BEGIN Data to examine

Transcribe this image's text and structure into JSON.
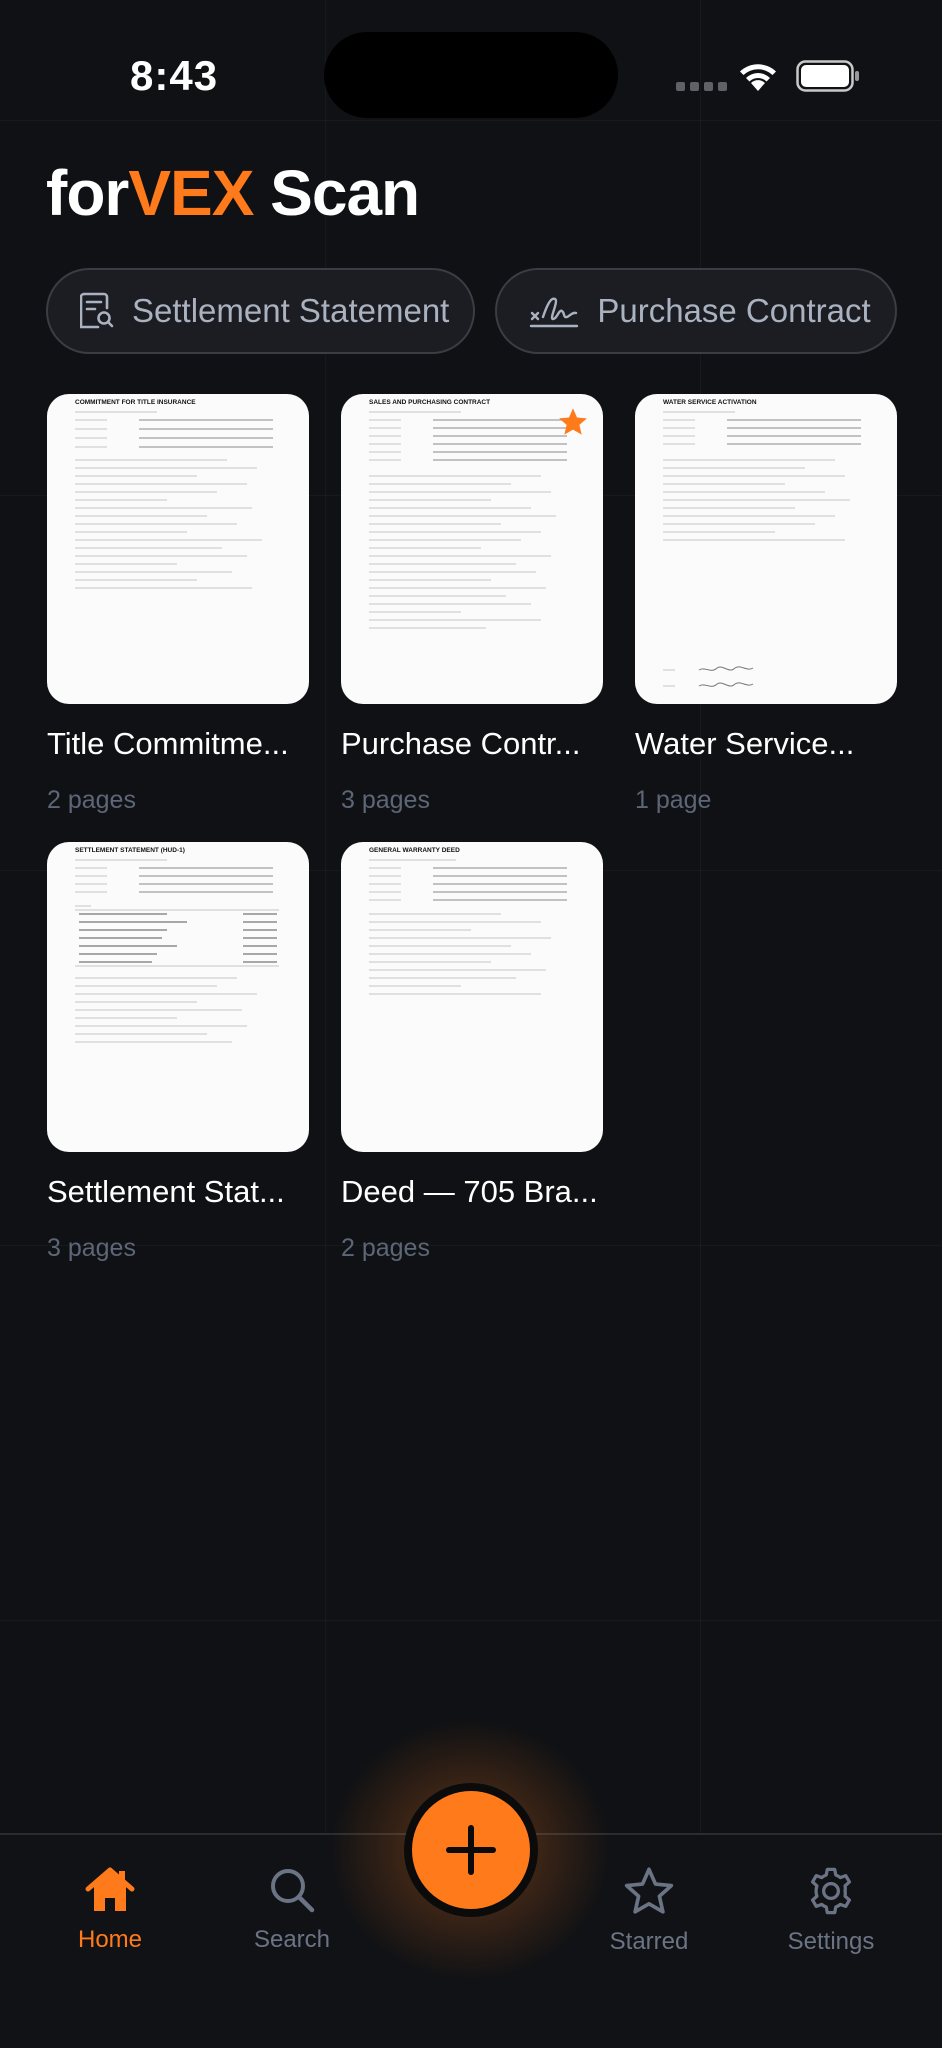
{
  "status_bar": {
    "time": "8:43"
  },
  "app": {
    "title_prefix": "for",
    "title_accent": "VEX",
    "title_suffix": " Scan"
  },
  "chips": [
    {
      "label": "Settlement Statement",
      "icon": "receipt-search-icon"
    },
    {
      "label": "Purchase Contract",
      "icon": "signature-icon"
    }
  ],
  "documents": [
    {
      "title": "Title Commitme...",
      "pages": "2 pages",
      "starred": false,
      "thumb_heading": "COMMITMENT FOR TITLE INSURANCE"
    },
    {
      "title": "Purchase Contr...",
      "pages": "3 pages",
      "starred": true,
      "thumb_heading": "SALES AND PURCHASING CONTRACT"
    },
    {
      "title": "Water Service...",
      "pages": "1 page",
      "starred": false,
      "thumb_heading": "WATER SERVICE ACTIVATION"
    },
    {
      "title": "Settlement Stat...",
      "pages": "3 pages",
      "starred": false,
      "thumb_heading": "SETTLEMENT STATEMENT (HUD-1)"
    },
    {
      "title": "Deed — 705 Bra...",
      "pages": "2 pages",
      "starred": false,
      "thumb_heading": "GENERAL WARRANTY DEED"
    }
  ],
  "tab_bar": {
    "home": "Home",
    "search": "Search",
    "starred": "Starred",
    "settings": "Settings"
  },
  "colors": {
    "accent": "#ff7a1a",
    "background": "#101114",
    "muted": "#5d6677"
  }
}
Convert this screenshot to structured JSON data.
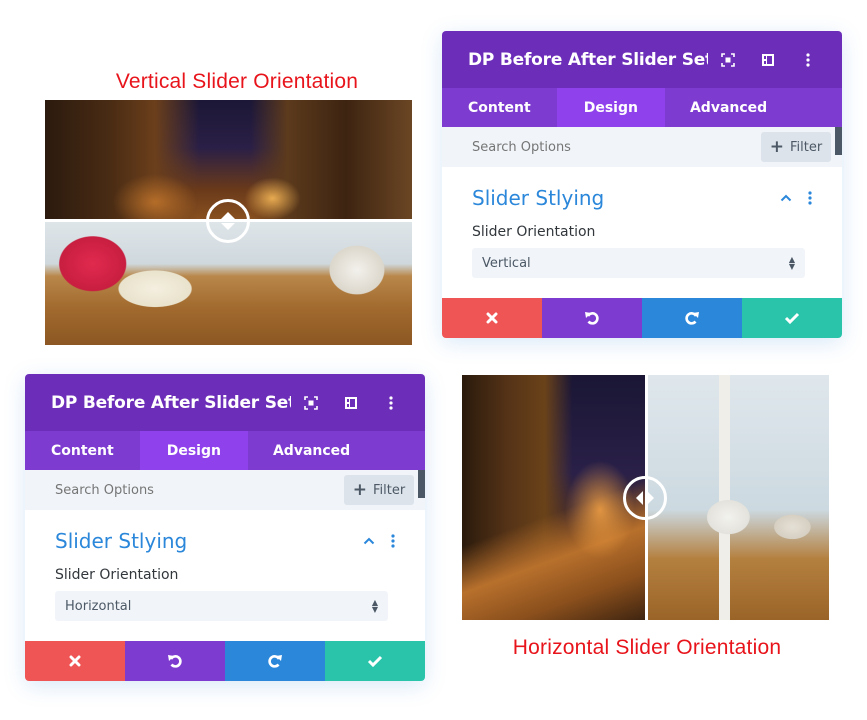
{
  "captions": {
    "vertical": "Vertical Slider Orientation",
    "horizontal": "Horizontal Slider Orientation"
  },
  "colors": {
    "caption": "#e8141b",
    "header": "#6c2eb9",
    "tabs": "#7e3bd0",
    "tab_active": "#8f42ec",
    "accent_blue": "#2b87da",
    "cancel": "#ef5555",
    "undo": "#7e3bd0",
    "redo": "#2b87da",
    "save": "#29c4a9"
  },
  "panels": [
    {
      "title": "DP Before After Slider Setti...",
      "header_icons": [
        "fullscreen-icon",
        "split-view-icon",
        "more-options-icon"
      ],
      "tabs": [
        {
          "label": "Content",
          "active": false
        },
        {
          "label": "Design",
          "active": true
        },
        {
          "label": "Advanced",
          "active": false
        }
      ],
      "search_placeholder": "Search Options",
      "filter_label": "Filter",
      "section_title": "Slider Stlying",
      "field_label": "Slider Orientation",
      "field_value": "Vertical",
      "footer": [
        "cancel-icon",
        "undo-icon",
        "redo-icon",
        "save-check-icon"
      ]
    },
    {
      "title": "DP Before After Slider Setti...",
      "header_icons": [
        "fullscreen-icon",
        "split-view-icon",
        "more-options-icon"
      ],
      "tabs": [
        {
          "label": "Content",
          "active": false
        },
        {
          "label": "Design",
          "active": true
        },
        {
          "label": "Advanced",
          "active": false
        }
      ],
      "search_placeholder": "Search Options",
      "filter_label": "Filter",
      "section_title": "Slider Stlying",
      "field_label": "Slider Orientation",
      "field_value": "Horizontal",
      "footer": [
        "cancel-icon",
        "undo-icon",
        "redo-icon",
        "save-check-icon"
      ]
    }
  ],
  "sliders": {
    "vertical": {
      "orientation": "vertical",
      "before_image": "night-street-photo",
      "after_image": "room-interior-photo",
      "position_percent": 49
    },
    "horizontal": {
      "orientation": "horizontal",
      "before_image": "night-street-photo",
      "after_image": "room-interior-photo",
      "position_percent": 50
    }
  }
}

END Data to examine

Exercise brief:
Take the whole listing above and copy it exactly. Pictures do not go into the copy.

Response for this exercise:
Transcribe this image's text and structure into JSON.
{
  "status_bar": {
    "time": "8:43"
  },
  "app": {
    "title_prefix": "for",
    "title_accent": "VEX",
    "title_suffix": " Scan"
  },
  "chips": [
    {
      "label": "Settlement Statement",
      "icon": "receipt-search-icon"
    },
    {
      "label": "Purchase Contract",
      "icon": "signature-icon"
    }
  ],
  "documents": [
    {
      "title": "Title Commitme...",
      "pages": "2 pages",
      "starred": false,
      "thumb_heading": "COMMITMENT FOR TITLE INSURANCE"
    },
    {
      "title": "Purchase Contr...",
      "pages": "3 pages",
      "starred": true,
      "thumb_heading": "SALES AND PURCHASING CONTRACT"
    },
    {
      "title": "Water Service...",
      "pages": "1 page",
      "starred": false,
      "thumb_heading": "WATER SERVICE ACTIVATION"
    },
    {
      "title": "Settlement Stat...",
      "pages": "3 pages",
      "starred": false,
      "thumb_heading": "SETTLEMENT STATEMENT (HUD-1)"
    },
    {
      "title": "Deed — 705 Bra...",
      "pages": "2 pages",
      "starred": false,
      "thumb_heading": "GENERAL WARRANTY DEED"
    }
  ],
  "tab_bar": {
    "home": "Home",
    "search": "Search",
    "starred": "Starred",
    "settings": "Settings"
  },
  "colors": {
    "accent": "#ff7a1a",
    "background": "#101114",
    "muted": "#5d6677"
  }
}
Convert this screenshot to structured JSON data.
{
  "captions": {
    "vertical": "Vertical Slider Orientation",
    "horizontal": "Horizontal Slider Orientation"
  },
  "colors": {
    "caption": "#e8141b",
    "header": "#6c2eb9",
    "tabs": "#7e3bd0",
    "tab_active": "#8f42ec",
    "accent_blue": "#2b87da",
    "cancel": "#ef5555",
    "undo": "#7e3bd0",
    "redo": "#2b87da",
    "save": "#29c4a9"
  },
  "panels": [
    {
      "title": "DP Before After Slider Setti...",
      "header_icons": [
        "fullscreen-icon",
        "split-view-icon",
        "more-options-icon"
      ],
      "tabs": [
        {
          "label": "Content",
          "active": false
        },
        {
          "label": "Design",
          "active": true
        },
        {
          "label": "Advanced",
          "active": false
        }
      ],
      "search_placeholder": "Search Options",
      "filter_label": "Filter",
      "section_title": "Slider Stlying",
      "field_label": "Slider Orientation",
      "field_value": "Vertical",
      "footer": [
        "cancel-icon",
        "undo-icon",
        "redo-icon",
        "save-check-icon"
      ]
    },
    {
      "title": "DP Before After Slider Setti...",
      "header_icons": [
        "fullscreen-icon",
        "split-view-icon",
        "more-options-icon"
      ],
      "tabs": [
        {
          "label": "Content",
          "active": false
        },
        {
          "label": "Design",
          "active": true
        },
        {
          "label": "Advanced",
          "active": false
        }
      ],
      "search_placeholder": "Search Options",
      "filter_label": "Filter",
      "section_title": "Slider Stlying",
      "field_label": "Slider Orientation",
      "field_value": "Horizontal",
      "footer": [
        "cancel-icon",
        "undo-icon",
        "redo-icon",
        "save-check-icon"
      ]
    }
  ],
  "sliders": {
    "vertical": {
      "orientation": "vertical",
      "before_image": "night-street-photo",
      "after_image": "room-interior-photo",
      "position_percent": 49
    },
    "horizontal": {
      "orientation": "horizontal",
      "before_image": "night-street-photo",
      "after_image": "room-interior-photo",
      "position_percent": 50
    }
  }
}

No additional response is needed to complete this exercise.